Feasibility, Safety and Efficacy Evaluation of Alpha-Type 1 Dendritic Cell(DC)-Based Vaccines Loaded With Allogeneic Prostate Cell Lines in Combination With Androgen Ablation in Patients With PSA Progression After Local Therapy for Prostate Cancer
- The primary efficacy endpoint is to evaluate the effect of the alpha-DC1 vaccine on
time to PSA progression.
- PSA progression is defined as a rise in the PSA value to > 1.0ng/ml.
- The secondary efficacy objectives include:
- To determine the change in PSA velocity prior to and following the proposed treatment
- To estimate time to development of metastatic disease
- To evaluate the immunologic response to the vaccine in all patients
- To evaluate the immune response to HLA-A2.1 restricted peptides derived from PAP and
PSMA in patients who are A2.1 positive
- EPIMAX analysis will be used to define the magnitude and cytokine production profiles
of CD4+ and CD8+ T cell responses to the overlapping peptide libraries and individual
peptides covering the entire span of PAP and PSMA molecules.
This is a 2 group crossover trial in which patients are randomly assigned to one of two
A. 3 months of androgen ablation (AA) to be followed at PSA progression by 3 months of the
combination of AA and alpha-type 1 dendritic cell vaccine (DC1) B. 3 months of the
combination of AA and alpha-type 1 dendritic cell vaccine followed at PSA progression by 3
months of AA.
In this crossover trial each patient will serve as their own control. Following either
therapy the time to PSA progression, defined as the time between treatment and the first

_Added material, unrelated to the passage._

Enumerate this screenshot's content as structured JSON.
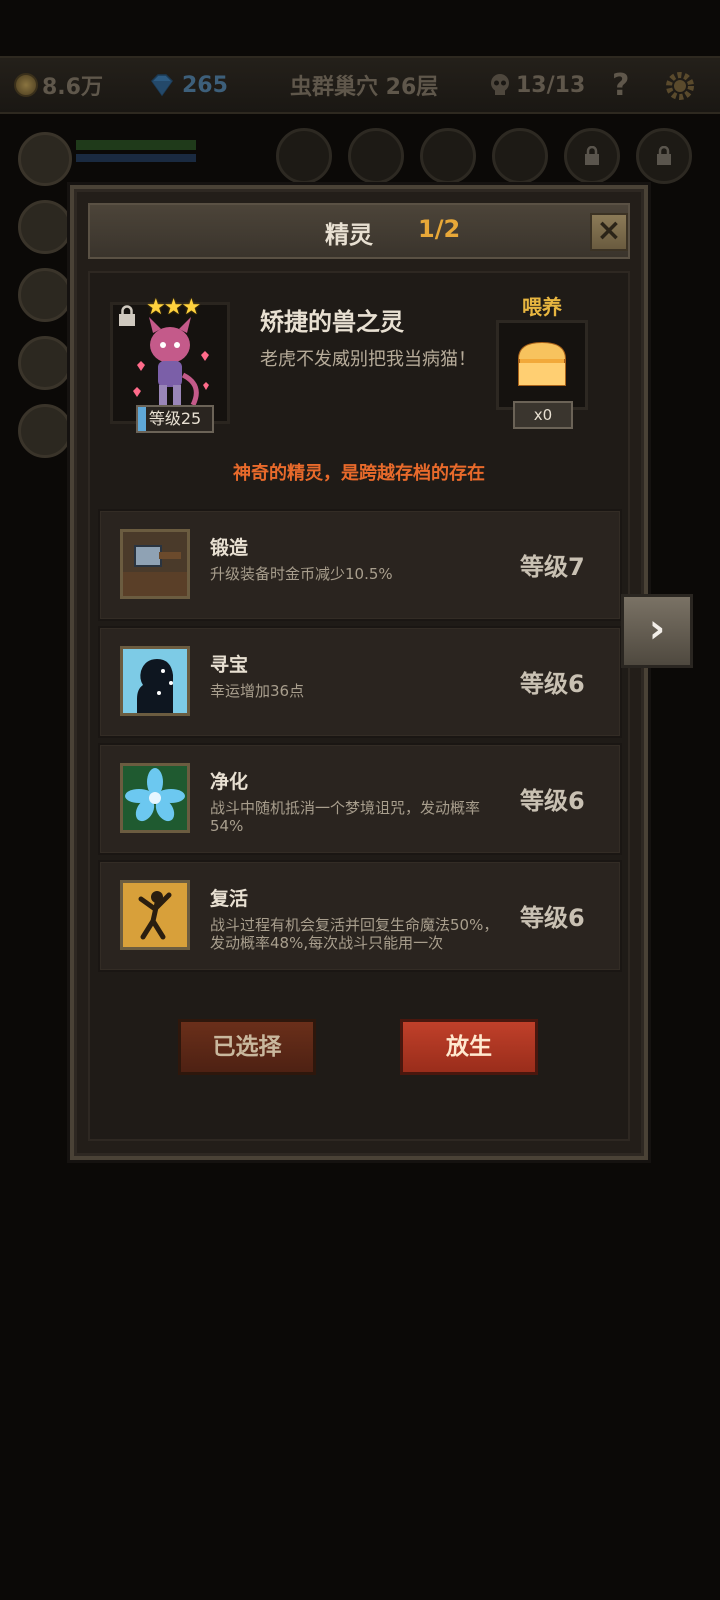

instance of PSA increase to 1ng/ml. The endpoint is the difference between time to PSA
progression for the combination of AA + DC1 compared to AA alone. A total of 12 evaluable

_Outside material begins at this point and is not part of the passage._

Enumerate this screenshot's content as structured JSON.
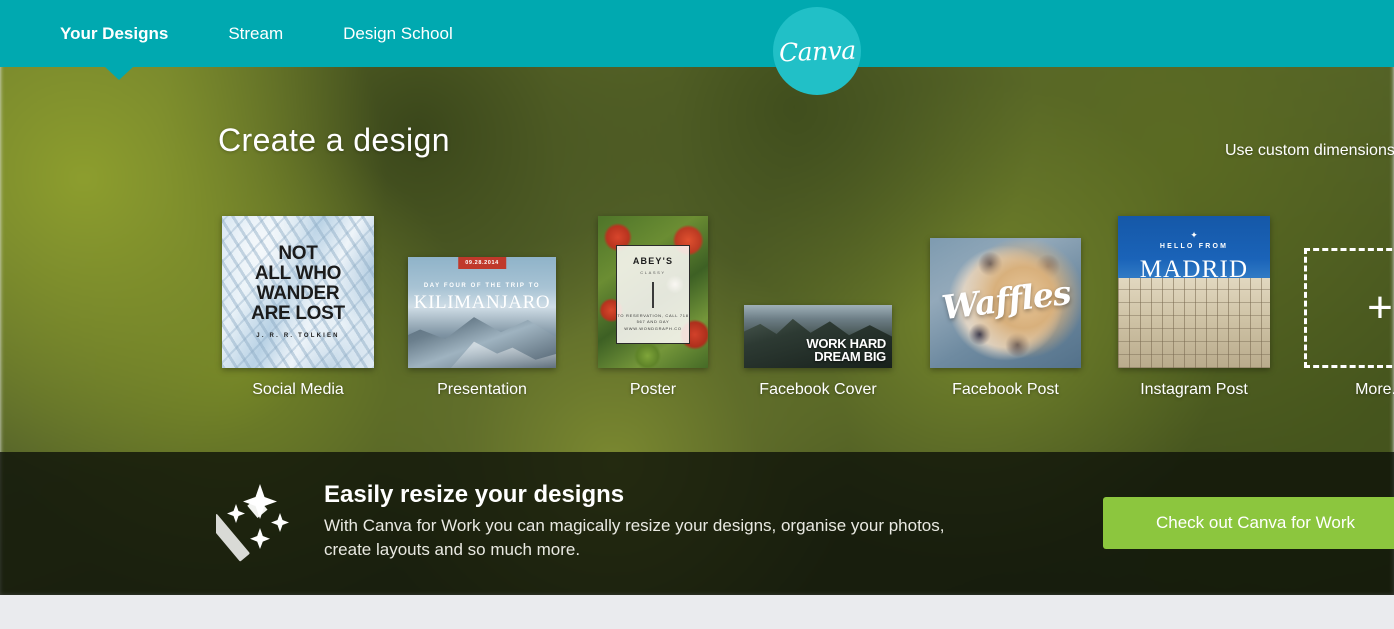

patients (6 patients/arm) will be enrolled on the trial. Patients who do not complete both
courses (AA and AA+DCV) will be replaced. This schema will also help us better estimate the
time to PSA recovery following 3 months of limited androgen ablation in our cohort of

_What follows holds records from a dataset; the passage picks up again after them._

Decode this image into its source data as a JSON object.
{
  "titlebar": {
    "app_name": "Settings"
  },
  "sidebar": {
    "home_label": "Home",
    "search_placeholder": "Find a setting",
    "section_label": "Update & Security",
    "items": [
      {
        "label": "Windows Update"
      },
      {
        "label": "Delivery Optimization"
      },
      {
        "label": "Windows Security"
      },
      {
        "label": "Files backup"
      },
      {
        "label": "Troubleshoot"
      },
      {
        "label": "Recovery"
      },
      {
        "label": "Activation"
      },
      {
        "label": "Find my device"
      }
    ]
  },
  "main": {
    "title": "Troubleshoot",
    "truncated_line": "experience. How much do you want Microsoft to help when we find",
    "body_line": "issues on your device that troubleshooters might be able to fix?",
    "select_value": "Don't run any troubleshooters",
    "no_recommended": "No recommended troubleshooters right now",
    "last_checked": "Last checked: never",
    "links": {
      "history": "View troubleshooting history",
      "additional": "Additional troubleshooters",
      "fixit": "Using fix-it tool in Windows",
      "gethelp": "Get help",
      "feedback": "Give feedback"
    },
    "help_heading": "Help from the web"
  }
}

All patients in Cohort B, will commence DC1-based vaccination 2 weeks prior to treatment
with the LHRH analogue. Each patient will receive four i.d. doses of the vaccine at weeks
1, 4, 8, and 12. The LHRH analogue (Lupron 22.5 mg or Zoladex 10.8 mg), will be
administered 2 weeks after the 1st dose of the DC vaccine. Additional courses of
vaccination can be administered to any patients without evidence of disease progression,
every 3 months for up to 12 months.
Patients will undergo a thorough pre-study evaluation, and then undergo leukapheresis to
generate the DC-based vaccine. Each patient will receive 4 doses of intradermal
(i.d.)DC1-based vaccine at weeks 0/1, 4, 8, and 12.
Allocation: Randomized, Endpoint Classification: Safety/Efficacy Study, Intervention Model: Crossover Assignment, Masking: Open Label, Primary Purpose: Treatment
The primary feasibility objective is the ability to successfully generate and administer the alpha-DC1 vaccine.
ongoing throughout trial
Appleman J Leonard, MD, PhD
University of Pittsburgh
United States: Food and Drug Administration
|University of Pittsburgh Cancer Institute||Pittsburgh, Pennsylvania 15213|